_EXERCISE AIM_.
Find and copy each line of the listing below that has the word "Login" in it.

_MATERIAL TO PROCESS_.
__________

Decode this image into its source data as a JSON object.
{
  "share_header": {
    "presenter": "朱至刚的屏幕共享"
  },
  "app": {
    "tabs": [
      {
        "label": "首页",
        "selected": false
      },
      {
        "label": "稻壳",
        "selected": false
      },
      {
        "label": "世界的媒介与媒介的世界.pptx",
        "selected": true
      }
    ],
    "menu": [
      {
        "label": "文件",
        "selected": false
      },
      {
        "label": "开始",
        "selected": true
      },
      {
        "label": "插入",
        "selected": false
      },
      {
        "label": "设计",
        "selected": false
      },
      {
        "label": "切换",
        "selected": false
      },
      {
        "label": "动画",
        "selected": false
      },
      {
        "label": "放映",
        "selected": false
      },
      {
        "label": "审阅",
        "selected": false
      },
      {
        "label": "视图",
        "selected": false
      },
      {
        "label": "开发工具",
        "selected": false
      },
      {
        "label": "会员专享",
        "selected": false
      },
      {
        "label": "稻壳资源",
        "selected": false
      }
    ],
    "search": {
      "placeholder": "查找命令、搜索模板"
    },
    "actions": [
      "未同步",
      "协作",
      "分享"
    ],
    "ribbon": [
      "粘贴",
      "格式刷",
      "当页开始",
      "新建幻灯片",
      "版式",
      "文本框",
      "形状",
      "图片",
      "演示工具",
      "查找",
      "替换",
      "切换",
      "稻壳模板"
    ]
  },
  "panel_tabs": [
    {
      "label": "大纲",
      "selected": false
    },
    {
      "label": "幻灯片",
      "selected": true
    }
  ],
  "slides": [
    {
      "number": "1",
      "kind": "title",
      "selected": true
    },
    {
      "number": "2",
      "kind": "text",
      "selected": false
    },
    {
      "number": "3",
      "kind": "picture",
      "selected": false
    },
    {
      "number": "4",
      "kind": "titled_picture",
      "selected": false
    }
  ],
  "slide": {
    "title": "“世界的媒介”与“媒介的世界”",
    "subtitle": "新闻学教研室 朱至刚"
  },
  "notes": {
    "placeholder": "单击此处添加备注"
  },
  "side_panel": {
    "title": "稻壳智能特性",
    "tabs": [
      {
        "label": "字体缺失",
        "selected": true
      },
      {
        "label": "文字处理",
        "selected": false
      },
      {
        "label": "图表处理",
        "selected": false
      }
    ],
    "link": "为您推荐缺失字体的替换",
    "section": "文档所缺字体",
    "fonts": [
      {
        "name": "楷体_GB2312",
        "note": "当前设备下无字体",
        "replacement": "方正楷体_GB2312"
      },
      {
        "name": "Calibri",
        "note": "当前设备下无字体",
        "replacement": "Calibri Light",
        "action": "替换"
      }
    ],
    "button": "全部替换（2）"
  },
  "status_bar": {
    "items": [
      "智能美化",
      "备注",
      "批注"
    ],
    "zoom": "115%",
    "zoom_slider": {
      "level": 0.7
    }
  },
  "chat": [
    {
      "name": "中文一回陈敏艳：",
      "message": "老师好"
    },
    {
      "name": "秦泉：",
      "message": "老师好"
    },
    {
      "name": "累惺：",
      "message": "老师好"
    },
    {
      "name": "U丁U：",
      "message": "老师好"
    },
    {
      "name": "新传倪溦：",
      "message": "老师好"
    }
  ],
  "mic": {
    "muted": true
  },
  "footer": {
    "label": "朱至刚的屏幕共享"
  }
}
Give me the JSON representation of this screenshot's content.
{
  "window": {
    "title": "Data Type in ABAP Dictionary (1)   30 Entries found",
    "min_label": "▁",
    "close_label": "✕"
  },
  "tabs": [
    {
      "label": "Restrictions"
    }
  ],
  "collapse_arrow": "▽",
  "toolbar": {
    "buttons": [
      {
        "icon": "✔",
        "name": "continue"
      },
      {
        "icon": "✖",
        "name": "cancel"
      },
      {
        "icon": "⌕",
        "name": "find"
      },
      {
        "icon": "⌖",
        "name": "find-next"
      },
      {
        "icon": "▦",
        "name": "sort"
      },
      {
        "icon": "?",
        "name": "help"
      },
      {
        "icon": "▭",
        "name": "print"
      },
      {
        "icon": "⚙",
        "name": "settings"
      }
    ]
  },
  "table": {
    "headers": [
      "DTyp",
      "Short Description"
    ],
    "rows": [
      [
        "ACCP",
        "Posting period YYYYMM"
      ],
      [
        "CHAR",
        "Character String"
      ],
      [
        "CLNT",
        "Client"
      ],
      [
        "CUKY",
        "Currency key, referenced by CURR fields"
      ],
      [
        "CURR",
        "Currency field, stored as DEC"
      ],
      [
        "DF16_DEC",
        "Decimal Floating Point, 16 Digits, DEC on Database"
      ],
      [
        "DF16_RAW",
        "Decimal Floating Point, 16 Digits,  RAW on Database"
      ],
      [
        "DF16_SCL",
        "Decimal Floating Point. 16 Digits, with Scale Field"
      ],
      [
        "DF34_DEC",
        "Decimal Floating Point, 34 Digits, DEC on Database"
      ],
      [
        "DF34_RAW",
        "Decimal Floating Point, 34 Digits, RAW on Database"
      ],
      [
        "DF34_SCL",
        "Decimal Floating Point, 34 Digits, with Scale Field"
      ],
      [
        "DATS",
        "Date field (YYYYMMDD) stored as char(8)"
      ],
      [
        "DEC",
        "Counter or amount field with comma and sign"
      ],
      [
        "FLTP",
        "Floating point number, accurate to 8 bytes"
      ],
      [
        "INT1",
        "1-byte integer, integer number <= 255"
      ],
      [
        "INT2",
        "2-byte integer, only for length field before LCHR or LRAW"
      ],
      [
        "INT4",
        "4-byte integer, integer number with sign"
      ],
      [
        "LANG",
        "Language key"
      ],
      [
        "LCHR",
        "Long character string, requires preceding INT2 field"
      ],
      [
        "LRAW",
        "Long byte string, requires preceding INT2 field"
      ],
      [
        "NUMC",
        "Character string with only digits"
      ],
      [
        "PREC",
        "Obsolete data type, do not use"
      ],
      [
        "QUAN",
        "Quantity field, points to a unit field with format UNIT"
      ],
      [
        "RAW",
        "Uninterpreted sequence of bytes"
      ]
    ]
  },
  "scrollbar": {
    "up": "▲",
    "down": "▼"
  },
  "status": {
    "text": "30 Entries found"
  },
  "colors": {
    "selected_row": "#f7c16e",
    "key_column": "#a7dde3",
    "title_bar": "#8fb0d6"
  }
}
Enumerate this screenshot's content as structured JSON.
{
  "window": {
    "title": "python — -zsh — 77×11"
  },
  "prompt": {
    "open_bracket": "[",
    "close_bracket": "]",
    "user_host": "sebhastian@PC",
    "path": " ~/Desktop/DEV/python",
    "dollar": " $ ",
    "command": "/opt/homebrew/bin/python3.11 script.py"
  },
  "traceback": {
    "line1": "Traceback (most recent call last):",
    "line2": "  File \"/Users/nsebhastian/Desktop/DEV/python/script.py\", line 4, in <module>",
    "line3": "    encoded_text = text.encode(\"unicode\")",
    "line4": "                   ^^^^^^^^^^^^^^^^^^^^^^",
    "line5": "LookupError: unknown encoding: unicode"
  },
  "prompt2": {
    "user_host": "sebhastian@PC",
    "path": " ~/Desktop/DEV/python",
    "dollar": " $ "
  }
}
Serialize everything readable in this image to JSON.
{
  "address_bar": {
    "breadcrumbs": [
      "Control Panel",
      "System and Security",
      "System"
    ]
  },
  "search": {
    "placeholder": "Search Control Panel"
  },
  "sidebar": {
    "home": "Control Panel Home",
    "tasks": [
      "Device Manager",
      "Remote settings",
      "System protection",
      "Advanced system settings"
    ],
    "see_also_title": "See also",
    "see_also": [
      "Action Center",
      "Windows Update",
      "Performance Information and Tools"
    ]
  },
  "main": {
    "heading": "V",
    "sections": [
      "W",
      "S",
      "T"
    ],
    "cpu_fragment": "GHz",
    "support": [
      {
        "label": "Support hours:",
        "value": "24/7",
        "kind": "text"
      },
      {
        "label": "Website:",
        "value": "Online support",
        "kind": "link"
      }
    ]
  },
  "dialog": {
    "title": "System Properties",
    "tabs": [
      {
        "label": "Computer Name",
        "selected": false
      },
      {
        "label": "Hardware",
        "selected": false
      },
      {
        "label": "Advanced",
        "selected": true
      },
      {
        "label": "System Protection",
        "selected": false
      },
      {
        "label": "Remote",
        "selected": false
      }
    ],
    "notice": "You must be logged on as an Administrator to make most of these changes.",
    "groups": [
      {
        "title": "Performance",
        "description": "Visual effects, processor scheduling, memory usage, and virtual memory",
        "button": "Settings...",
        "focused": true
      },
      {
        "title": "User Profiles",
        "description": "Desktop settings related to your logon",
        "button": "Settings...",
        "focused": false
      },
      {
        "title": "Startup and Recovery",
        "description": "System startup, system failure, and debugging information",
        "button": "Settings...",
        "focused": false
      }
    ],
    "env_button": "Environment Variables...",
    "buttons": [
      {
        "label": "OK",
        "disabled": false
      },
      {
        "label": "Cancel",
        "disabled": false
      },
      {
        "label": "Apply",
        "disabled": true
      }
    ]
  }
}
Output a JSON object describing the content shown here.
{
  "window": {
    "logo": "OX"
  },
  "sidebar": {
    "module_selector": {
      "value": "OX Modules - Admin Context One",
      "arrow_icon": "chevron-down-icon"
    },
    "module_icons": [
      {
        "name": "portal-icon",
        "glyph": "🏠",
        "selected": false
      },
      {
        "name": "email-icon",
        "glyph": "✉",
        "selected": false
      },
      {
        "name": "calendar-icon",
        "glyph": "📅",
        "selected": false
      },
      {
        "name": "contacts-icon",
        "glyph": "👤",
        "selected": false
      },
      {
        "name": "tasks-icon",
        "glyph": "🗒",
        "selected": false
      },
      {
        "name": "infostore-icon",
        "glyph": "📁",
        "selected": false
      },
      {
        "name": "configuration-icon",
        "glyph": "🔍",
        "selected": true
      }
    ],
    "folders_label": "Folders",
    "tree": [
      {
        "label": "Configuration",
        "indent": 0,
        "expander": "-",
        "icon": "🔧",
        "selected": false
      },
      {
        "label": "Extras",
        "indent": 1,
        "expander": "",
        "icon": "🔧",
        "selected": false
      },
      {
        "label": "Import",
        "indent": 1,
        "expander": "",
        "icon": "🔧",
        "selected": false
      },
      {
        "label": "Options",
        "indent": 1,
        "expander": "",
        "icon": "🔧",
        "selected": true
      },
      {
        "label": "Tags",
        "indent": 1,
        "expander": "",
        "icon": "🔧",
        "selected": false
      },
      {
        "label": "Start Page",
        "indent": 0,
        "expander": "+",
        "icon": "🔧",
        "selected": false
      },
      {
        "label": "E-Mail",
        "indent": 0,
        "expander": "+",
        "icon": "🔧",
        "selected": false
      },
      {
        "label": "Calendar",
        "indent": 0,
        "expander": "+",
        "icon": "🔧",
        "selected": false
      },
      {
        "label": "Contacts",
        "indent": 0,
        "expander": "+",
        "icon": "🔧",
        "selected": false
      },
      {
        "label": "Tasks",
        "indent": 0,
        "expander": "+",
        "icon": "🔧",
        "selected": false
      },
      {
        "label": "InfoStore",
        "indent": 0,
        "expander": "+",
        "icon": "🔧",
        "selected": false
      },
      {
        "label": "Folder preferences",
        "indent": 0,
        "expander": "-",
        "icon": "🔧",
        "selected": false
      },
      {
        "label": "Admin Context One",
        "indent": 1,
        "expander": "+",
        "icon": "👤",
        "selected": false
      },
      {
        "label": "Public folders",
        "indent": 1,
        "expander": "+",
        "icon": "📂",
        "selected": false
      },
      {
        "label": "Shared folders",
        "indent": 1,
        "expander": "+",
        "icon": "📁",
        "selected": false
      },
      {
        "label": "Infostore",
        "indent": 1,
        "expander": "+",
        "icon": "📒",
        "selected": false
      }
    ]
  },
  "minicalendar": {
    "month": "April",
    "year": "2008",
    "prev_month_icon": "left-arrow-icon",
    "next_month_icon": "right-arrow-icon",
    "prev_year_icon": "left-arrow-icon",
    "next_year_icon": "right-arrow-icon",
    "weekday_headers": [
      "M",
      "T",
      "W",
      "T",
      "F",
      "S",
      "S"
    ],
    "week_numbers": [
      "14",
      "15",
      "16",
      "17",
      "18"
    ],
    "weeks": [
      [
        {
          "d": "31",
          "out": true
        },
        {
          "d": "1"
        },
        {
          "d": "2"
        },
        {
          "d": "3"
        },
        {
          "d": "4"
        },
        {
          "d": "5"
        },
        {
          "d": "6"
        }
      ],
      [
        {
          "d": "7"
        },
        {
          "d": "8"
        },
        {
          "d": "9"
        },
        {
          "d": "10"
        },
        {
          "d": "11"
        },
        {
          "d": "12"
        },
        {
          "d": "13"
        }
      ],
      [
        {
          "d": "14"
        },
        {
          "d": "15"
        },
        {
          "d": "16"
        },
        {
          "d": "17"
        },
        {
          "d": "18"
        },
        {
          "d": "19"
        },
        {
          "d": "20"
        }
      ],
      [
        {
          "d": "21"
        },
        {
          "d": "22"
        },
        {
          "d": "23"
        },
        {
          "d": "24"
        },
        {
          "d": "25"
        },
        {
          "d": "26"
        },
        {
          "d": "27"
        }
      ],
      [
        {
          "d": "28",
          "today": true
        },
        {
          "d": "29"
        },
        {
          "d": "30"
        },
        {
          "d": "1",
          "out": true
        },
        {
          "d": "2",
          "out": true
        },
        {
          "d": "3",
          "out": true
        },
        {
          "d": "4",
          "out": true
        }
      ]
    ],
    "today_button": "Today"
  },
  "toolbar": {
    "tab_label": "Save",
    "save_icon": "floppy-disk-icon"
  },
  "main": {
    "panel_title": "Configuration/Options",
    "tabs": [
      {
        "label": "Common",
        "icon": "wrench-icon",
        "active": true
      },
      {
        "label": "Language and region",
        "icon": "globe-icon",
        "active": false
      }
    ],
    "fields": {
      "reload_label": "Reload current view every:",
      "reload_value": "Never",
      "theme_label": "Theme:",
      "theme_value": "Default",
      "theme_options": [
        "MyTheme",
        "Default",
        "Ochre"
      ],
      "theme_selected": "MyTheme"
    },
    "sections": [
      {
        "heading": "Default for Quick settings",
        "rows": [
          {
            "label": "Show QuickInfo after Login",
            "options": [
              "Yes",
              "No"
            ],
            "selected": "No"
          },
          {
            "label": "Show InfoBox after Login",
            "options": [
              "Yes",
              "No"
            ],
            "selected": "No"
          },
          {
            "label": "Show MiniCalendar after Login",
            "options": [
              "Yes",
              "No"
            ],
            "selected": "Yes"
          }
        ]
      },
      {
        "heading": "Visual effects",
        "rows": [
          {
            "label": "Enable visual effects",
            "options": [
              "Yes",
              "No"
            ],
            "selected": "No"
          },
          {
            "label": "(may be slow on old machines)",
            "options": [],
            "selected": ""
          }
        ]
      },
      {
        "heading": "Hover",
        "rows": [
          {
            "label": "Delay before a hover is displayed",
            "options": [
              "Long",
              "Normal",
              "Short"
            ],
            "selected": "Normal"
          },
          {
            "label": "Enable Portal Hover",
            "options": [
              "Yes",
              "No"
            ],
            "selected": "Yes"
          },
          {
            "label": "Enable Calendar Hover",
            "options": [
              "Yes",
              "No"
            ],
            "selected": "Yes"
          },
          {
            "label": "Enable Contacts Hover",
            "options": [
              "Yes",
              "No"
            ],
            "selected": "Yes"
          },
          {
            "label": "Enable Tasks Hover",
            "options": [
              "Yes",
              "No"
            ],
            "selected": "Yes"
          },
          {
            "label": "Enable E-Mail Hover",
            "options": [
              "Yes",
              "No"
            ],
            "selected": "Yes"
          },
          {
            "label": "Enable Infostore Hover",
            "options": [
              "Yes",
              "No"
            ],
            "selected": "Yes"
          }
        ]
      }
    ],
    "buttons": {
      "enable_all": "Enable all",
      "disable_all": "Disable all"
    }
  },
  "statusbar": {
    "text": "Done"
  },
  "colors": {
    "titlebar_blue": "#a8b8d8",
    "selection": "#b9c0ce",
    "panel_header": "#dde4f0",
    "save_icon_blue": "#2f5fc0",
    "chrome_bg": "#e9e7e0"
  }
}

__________

_OUTPUT FOR THIS TASK_.
            "label": "Show QuickInfo after Login",
            "label": "Show InfoBox after Login",
            "label": "Show MiniCalendar after Login",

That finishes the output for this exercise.